Your instructions = Please go through the records below and return every line holding the word "title".

Element data from apps and pages =

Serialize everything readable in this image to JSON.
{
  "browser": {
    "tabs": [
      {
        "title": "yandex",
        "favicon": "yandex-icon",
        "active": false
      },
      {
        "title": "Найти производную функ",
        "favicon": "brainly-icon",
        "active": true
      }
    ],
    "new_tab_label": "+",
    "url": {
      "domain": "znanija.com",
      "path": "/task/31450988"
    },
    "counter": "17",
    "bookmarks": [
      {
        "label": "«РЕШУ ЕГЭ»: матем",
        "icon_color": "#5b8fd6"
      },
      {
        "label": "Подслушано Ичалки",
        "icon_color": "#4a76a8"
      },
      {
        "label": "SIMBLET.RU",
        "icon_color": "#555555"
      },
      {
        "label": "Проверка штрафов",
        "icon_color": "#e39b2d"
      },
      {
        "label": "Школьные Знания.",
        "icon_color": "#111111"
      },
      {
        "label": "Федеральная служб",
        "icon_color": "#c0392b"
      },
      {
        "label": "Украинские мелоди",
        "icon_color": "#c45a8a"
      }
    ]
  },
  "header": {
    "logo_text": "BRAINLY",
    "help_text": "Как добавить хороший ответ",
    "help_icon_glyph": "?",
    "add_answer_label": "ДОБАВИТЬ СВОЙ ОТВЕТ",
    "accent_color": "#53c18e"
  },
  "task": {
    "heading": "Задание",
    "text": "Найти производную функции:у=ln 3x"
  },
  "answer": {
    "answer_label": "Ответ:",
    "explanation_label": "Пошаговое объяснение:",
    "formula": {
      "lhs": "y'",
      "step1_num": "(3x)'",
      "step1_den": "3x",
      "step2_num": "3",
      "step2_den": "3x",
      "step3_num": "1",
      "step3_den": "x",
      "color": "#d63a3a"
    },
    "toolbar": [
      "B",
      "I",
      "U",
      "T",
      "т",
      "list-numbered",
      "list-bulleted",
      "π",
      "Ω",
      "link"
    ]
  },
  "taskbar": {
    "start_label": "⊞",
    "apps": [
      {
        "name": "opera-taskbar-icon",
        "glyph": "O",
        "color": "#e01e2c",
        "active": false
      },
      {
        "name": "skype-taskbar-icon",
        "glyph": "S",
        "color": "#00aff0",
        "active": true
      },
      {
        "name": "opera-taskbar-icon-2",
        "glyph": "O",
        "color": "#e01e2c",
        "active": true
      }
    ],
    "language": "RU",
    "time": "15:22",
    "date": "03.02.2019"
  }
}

Output for this exercise =
        "title": "yandex",
        "title": "Найти производную функ",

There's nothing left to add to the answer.